RECORDS FOR THE TASK
'''
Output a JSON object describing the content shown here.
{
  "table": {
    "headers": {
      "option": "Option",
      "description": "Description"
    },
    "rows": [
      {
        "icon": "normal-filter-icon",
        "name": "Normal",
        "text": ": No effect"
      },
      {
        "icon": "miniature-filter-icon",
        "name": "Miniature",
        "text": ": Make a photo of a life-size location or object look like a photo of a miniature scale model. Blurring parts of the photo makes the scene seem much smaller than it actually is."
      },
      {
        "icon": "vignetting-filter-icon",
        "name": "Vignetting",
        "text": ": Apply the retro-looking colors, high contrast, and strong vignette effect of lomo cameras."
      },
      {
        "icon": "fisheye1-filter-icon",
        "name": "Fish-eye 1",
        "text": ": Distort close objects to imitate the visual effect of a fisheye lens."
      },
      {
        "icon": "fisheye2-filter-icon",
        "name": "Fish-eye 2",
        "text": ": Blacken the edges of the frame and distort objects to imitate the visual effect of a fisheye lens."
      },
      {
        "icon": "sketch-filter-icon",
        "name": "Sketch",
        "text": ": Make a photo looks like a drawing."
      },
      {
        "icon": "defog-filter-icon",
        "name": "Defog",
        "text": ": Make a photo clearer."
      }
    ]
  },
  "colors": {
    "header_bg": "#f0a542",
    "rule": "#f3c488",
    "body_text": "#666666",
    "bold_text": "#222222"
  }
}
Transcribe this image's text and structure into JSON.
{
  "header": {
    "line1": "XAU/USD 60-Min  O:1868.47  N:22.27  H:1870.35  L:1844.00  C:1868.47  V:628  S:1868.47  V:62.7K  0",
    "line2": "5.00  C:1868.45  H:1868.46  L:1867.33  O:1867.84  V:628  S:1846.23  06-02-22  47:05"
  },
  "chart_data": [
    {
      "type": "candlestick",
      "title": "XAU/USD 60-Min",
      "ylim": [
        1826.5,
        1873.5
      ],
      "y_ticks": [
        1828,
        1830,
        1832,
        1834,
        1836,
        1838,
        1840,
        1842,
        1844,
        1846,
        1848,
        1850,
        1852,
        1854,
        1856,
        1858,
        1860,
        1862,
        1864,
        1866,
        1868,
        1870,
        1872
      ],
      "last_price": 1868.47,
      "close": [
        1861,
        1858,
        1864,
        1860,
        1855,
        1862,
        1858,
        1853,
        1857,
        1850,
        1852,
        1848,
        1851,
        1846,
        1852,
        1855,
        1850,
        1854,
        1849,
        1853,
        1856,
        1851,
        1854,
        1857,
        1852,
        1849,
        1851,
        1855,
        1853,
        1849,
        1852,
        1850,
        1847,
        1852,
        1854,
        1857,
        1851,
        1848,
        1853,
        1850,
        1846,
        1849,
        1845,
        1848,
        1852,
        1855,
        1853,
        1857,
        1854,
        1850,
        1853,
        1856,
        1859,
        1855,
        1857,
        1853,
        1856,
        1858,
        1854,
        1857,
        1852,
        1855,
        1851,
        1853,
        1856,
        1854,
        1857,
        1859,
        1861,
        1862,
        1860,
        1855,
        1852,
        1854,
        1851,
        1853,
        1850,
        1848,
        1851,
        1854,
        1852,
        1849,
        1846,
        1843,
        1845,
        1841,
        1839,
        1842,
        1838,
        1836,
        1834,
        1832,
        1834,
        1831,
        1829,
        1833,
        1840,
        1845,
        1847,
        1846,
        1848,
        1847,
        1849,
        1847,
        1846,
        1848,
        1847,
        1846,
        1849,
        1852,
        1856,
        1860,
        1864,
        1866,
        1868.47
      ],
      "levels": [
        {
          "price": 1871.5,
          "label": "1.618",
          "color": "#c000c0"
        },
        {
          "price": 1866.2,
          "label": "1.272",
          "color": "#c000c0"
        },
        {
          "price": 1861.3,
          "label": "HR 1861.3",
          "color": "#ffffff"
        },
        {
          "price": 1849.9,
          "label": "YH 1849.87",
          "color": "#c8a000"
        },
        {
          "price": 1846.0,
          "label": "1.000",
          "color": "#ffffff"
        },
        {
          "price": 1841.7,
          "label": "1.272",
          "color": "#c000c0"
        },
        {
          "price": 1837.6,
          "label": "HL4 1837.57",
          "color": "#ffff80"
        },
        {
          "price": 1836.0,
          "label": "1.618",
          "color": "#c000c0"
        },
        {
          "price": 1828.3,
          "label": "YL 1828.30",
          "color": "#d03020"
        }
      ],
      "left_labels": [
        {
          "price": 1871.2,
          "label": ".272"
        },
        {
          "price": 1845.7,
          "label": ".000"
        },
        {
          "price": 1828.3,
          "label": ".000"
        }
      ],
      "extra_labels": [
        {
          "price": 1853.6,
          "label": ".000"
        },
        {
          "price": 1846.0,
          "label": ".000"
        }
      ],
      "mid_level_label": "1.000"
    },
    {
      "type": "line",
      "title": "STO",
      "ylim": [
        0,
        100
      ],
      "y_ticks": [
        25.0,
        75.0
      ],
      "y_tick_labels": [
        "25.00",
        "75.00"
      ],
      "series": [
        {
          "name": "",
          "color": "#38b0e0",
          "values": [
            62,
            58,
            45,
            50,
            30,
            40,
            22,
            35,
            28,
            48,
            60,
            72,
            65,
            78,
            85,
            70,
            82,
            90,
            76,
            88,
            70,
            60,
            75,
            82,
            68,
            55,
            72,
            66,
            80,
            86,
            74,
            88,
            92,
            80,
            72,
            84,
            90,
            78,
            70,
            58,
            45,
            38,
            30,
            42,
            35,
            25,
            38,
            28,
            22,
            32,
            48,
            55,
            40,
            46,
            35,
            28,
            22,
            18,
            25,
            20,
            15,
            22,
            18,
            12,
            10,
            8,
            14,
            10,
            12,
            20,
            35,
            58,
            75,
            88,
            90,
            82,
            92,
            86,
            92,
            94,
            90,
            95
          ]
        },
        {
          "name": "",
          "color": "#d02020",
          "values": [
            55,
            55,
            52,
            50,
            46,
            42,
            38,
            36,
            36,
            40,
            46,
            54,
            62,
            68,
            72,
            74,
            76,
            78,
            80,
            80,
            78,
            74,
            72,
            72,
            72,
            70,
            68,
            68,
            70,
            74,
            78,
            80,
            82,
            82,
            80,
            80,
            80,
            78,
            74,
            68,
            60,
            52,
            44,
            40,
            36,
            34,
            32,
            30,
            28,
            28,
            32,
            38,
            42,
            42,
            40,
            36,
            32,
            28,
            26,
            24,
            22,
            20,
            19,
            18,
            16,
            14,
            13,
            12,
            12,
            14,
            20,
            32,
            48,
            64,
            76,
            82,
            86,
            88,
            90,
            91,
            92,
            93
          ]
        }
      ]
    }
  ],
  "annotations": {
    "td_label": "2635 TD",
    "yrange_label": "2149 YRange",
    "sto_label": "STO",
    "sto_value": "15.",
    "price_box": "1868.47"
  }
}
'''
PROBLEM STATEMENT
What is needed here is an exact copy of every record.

RESPONSE TO THE TASK
Output a JSON object describing the content shown here.
{
  "table": {
    "headers": {
      "option": "Option",
      "description": "Description"
    },
    "rows": [
      {
        "icon": "normal-filter-icon",
        "name": "Normal",
        "text": ": No effect"
      },
      {
        "icon": "miniature-filter-icon",
        "name": "Miniature",
        "text": ": Make a photo of a life-size location or object look like a photo of a miniature scale model. Blurring parts of the photo makes the scene seem much smaller than it actually is."
      },
      {
        "icon": "vignetting-filter-icon",
        "name": "Vignetting",
        "text": ": Apply the retro-looking colors, high contrast, and strong vignette effect of lomo cameras."
      },
      {
        "icon": "fisheye1-filter-icon",
        "name": "Fish-eye 1",
        "text": ": Distort close objects to imitate the visual effect of a fisheye lens."
      },
      {
        "icon": "fisheye2-filter-icon",
        "name": "Fish-eye 2",
        "text": ": Blacken the edges of the frame and distort objects to imitate the visual effect of a fisheye lens."
      },
      {
        "icon": "sketch-filter-icon",
        "name": "Sketch",
        "text": ": Make a photo looks like a drawing."
      },
      {
        "icon": "defog-filter-icon",
        "name": "Defog",
        "text": ": Make a photo clearer."
      }
    ]
  },
  "colors": {
    "header_bg": "#f0a542",
    "rule": "#f3c488",
    "body_text": "#666666",
    "bold_text": "#222222"
  }
}
Transcribe this image's text and structure into JSON.
{
  "header": {
    "line1": "XAU/USD 60-Min  O:1868.47  N:22.27  H:1870.35  L:1844.00  C:1868.47  V:628  S:1868.47  V:62.7K  0",
    "line2": "5.00  C:1868.45  H:1868.46  L:1867.33  O:1867.84  V:628  S:1846.23  06-02-22  47:05"
  },
  "chart_data": [
    {
      "type": "candlestick",
      "title": "XAU/USD 60-Min",
      "ylim": [
        1826.5,
        1873.5
      ],
      "y_ticks": [
        1828,
        1830,
        1832,
        1834,
        1836,
        1838,
        1840,
        1842,
        1844,
        1846,
        1848,
        1850,
        1852,
        1854,
        1856,
        1858,
        1860,
        1862,
        1864,
        1866,
        1868,
        1870,
        1872
      ],
      "last_price": 1868.47,
      "close": [
        1861,
        1858,
        1864,
        1860,
        1855,
        1862,
        1858,
        1853,
        1857,
        1850,
        1852,
        1848,
        1851,
        1846,
        1852,
        1855,
        1850,
        1854,
        1849,
        1853,
        1856,
        1851,
        1854,
        1857,
        1852,
        1849,
        1851,
        1855,
        1853,
        1849,
        1852,
        1850,
        1847,
        1852,
        1854,
        1857,
        1851,
        1848,
        1853,
        1850,
        1846,
        1849,
        1845,
        1848,
        1852,
        1855,
        1853,
        1857,
        1854,
        1850,
        1853,
        1856,
        1859,
        1855,
        1857,
        1853,
        1856,
        1858,
        1854,
        1857,
        1852,
        1855,
        1851,
        1853,
        1856,
        1854,
        1857,
        1859,
        1861,
        1862,
        1860,
        1855,
        1852,
        1854,
        1851,
        1853,
        1850,
        1848,
        1851,
        1854,
        1852,
        1849,
        1846,
        1843,
        1845,
        1841,
        1839,
        1842,
        1838,
        1836,
        1834,
        1832,
        1834,
        1831,
        1829,
        1833,
        1840,
        1845,
        1847,
        1846,
        1848,
        1847,
        1849,
        1847,
        1846,
        1848,
        1847,
        1846,
        1849,
        1852,
        1856,
        1860,
        1864,
        1866,
        1868.47
      ],
      "levels": [
        {
          "price": 1871.5,
          "label": "1.618",
          "color": "#c000c0"
        },
        {
          "price": 1866.2,
          "label": "1.272",
          "color": "#c000c0"
        },
        {
          "price": 1861.3,
          "label": "HR 1861.3",
          "color": "#ffffff"
        },
        {
          "price": 1849.9,
          "label": "YH 1849.87",
          "color": "#c8a000"
        },
        {
          "price": 1846.0,
          "label": "1.000",
          "color": "#ffffff"
        },
        {
          "price": 1841.7,
          "label": "1.272",
          "color": "#c000c0"
        },
        {
          "price": 1837.6,
          "label": "HL4 1837.57",
          "color": "#ffff80"
        },
        {
          "price": 1836.0,
          "label": "1.618",
          "color": "#c000c0"
        },
        {
          "price": 1828.3,
          "label": "YL 1828.30",
          "color": "#d03020"
        }
      ],
      "left_labels": [
        {
          "price": 1871.2,
          "label": ".272"
        },
        {
          "price": 1845.7,
          "label": ".000"
        },
        {
          "price": 1828.3,
          "label": ".000"
        }
      ],
      "extra_labels": [
        {
          "price": 1853.6,
          "label": ".000"
        },
        {
          "price": 1846.0,
          "label": ".000"
        }
      ],
      "mid_level_label": "1.000"
    },
    {
      "type": "line",
      "title": "STO",
      "ylim": [
        0,
        100
      ],
      "y_ticks": [
        25.0,
        75.0
      ],
      "y_tick_labels": [
        "25.00",
        "75.00"
      ],
      "series": [
        {
          "name": "",
          "color": "#38b0e0",
          "values": [
            62,
            58,
            45,
            50,
            30,
            40,
            22,
            35,
            28,
            48,
            60,
            72,
            65,
            78,
            85,
            70,
            82,
            90,
            76,
            88,
            70,
            60,
            75,
            82,
            68,
            55,
            72,
            66,
            80,
            86,
            74,
            88,
            92,
            80,
            72,
            84,
            90,
            78,
            70,
            58,
            45,
            38,
            30,
            42,
            35,
            25,
            38,
            28,
            22,
            32,
            48,
            55,
            40,
            46,
            35,
            28,
            22,
            18,
            25,
            20,
            15,
            22,
            18,
            12,
            10,
            8,
            14,
            10,
            12,
            20,
            35,
            58,
            75,
            88,
            90,
            82,
            92,
            86,
            92,
            94,
            90,
            95
          ]
        },
        {
          "name": "",
          "color": "#d02020",
          "values": [
            55,
            55,
            52,
            50,
            46,
            42,
            38,
            36,
            36,
            40,
            46,
            54,
            62,
            68,
            72,
            74,
            76,
            78,
            80,
            80,
            78,
            74,
            72,
            72,
            72,
            70,
            68,
            68,
            70,
            74,
            78,
            80,
            82,
            82,
            80,
            80,
            80,
            78,
            74,
            68,
            60,
            52,
            44,
            40,
            36,
            34,
            32,
            30,
            28,
            28,
            32,
            38,
            42,
            42,
            40,
            36,
            32,
            28,
            26,
            24,
            22,
            20,
            19,
            18,
            16,
            14,
            13,
            12,
            12,
            14,
            20,
            32,
            48,
            64,
            76,
            82,
            86,
            88,
            90,
            91,
            92,
            93
          ]
        }
      ]
    }
  ],
  "annotations": {
    "td_label": "2635 TD",
    "yrange_label": "2149 YRange",
    "sto_label": "STO",
    "sto_value": "15.",
    "price_box": "1868.47"
  }
}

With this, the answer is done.